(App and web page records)

----

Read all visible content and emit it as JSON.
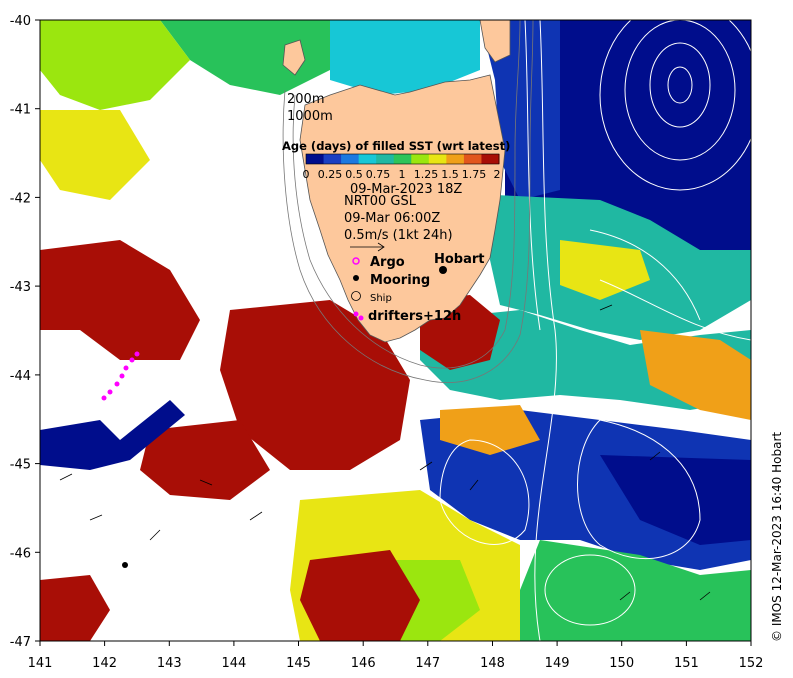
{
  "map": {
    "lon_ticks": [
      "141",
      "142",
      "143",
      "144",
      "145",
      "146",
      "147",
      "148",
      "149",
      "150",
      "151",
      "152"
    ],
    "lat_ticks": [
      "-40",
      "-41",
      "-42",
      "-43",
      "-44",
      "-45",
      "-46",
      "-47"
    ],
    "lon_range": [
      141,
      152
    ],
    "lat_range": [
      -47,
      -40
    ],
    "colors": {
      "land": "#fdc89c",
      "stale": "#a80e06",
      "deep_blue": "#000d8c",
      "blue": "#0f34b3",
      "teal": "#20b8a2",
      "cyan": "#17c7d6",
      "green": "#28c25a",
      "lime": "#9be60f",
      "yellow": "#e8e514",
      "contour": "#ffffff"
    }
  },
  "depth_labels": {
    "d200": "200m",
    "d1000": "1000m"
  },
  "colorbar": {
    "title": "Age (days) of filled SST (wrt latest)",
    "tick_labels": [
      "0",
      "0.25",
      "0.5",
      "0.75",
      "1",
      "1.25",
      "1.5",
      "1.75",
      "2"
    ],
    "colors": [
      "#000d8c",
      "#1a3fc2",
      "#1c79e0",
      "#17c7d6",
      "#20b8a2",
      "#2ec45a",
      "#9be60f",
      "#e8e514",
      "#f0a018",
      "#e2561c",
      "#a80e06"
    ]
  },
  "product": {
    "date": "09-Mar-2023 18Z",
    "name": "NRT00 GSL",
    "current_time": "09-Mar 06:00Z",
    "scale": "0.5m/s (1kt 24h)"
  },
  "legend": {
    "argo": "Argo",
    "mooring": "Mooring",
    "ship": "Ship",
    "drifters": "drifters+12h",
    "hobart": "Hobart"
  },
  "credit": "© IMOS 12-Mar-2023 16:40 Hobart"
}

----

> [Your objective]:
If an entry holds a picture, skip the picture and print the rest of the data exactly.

> [Solution]:
Read all visible content and emit it as JSON.
{
  "map": {
    "lon_ticks": [
      "141",
      "142",
      "143",
      "144",
      "145",
      "146",
      "147",
      "148",
      "149",
      "150",
      "151",
      "152"
    ],
    "lat_ticks": [
      "-40",
      "-41",
      "-42",
      "-43",
      "-44",
      "-45",
      "-46",
      "-47"
    ],
    "lon_range": [
      141,
      152
    ],
    "lat_range": [
      -47,
      -40
    ],
    "colors": {
      "land": "#fdc89c",
      "stale": "#a80e06",
      "deep_blue": "#000d8c",
      "blue": "#0f34b3",
      "teal": "#20b8a2",
      "cyan": "#17c7d6",
      "green": "#28c25a",
      "lime": "#9be60f",
      "yellow": "#e8e514",
      "contour": "#ffffff"
    }
  },
  "depth_labels": {
    "d200": "200m",
    "d1000": "1000m"
  },
  "colorbar": {
    "title": "Age (days) of filled SST (wrt latest)",
    "tick_labels": [
      "0",
      "0.25",
      "0.5",
      "0.75",
      "1",
      "1.25",
      "1.5",
      "1.75",
      "2"
    ],
    "colors": [
      "#000d8c",
      "#1a3fc2",
      "#1c79e0",
      "#17c7d6",
      "#20b8a2",
      "#2ec45a",
      "#9be60f",
      "#e8e514",
      "#f0a018",
      "#e2561c",
      "#a80e06"
    ]
  },
  "product": {
    "date": "09-Mar-2023 18Z",
    "name": "NRT00 GSL",
    "current_time": "09-Mar 06:00Z",
    "scale": "0.5m/s (1kt 24h)"
  },
  "legend": {
    "argo": "Argo",
    "mooring": "Mooring",
    "ship": "Ship",
    "drifters": "drifters+12h",
    "hobart": "Hobart"
  },
  "credit": "© IMOS 12-Mar-2023 16:40 Hobart"
}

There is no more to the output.